Study material: Begin
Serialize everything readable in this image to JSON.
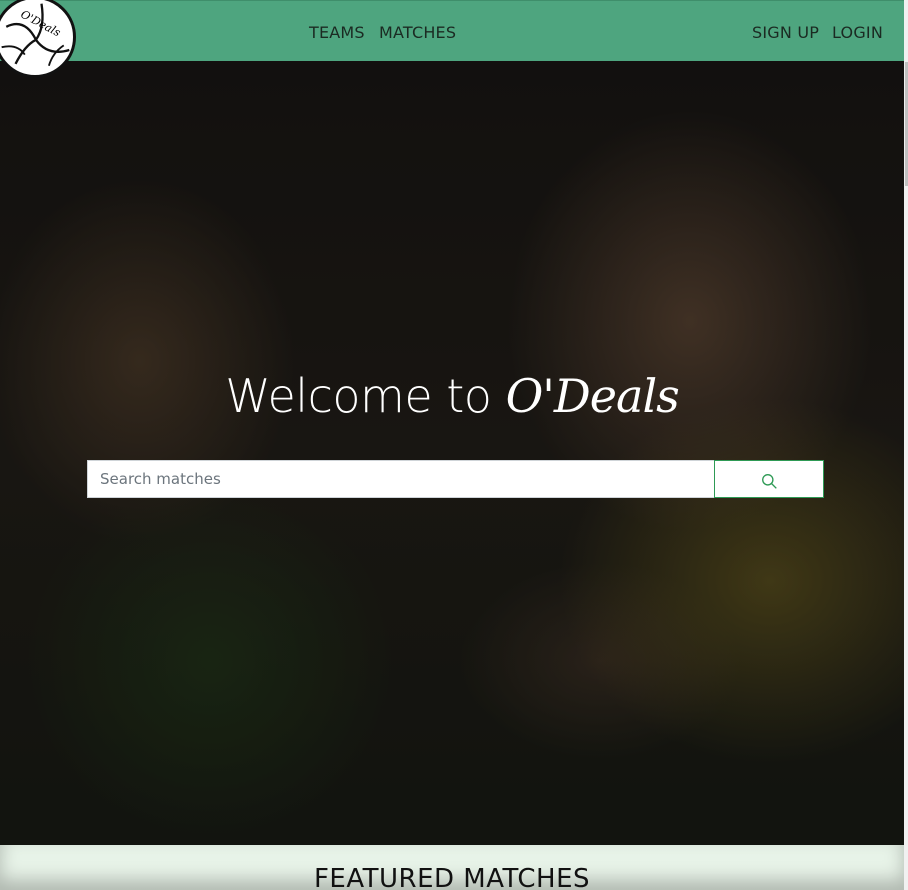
{
  "navbar": {
    "logo_text": "O'Deals",
    "links": {
      "teams": "TEAMS",
      "matches": "MATCHES",
      "signup": "SIGN UP",
      "login": "LOGIN"
    }
  },
  "hero": {
    "title_prefix": "Welcome to",
    "brand": "O'Deals",
    "search": {
      "placeholder": "Search matches",
      "value": "",
      "button_icon": "search-icon"
    }
  },
  "featured": {
    "title": "FEATURED MATCHES"
  },
  "colors": {
    "navbar_bg": "#4ea57f",
    "accent_green": "#2e9a55",
    "featured_bg": "#e6f2e7"
  }
}
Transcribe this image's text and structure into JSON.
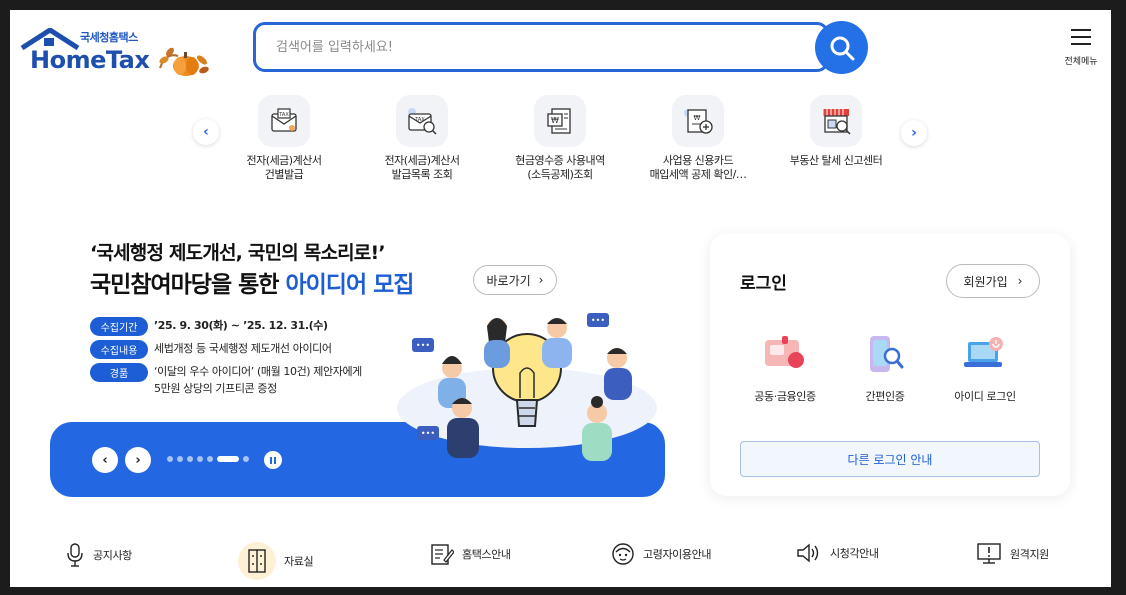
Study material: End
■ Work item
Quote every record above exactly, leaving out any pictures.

■ Response area
Serialize everything readable in this image to JSON.
{
  "navbar": {
    "logo_text": "O'Deals",
    "links": {
      "teams": "TEAMS",
      "matches": "MATCHES",
      "signup": "SIGN UP",
      "login": "LOGIN"
    }
  },
  "hero": {
    "title_prefix": "Welcome to",
    "brand": "O'Deals",
    "search": {
      "placeholder": "Search matches",
      "value": "",
      "button_icon": "search-icon"
    }
  },
  "featured": {
    "title": "FEATURED MATCHES"
  },
  "colors": {
    "navbar_bg": "#4ea57f",
    "accent_green": "#2e9a55",
    "featured_bg": "#e6f2e7"
  }
}
Transcribe this image's text and structure into JSON.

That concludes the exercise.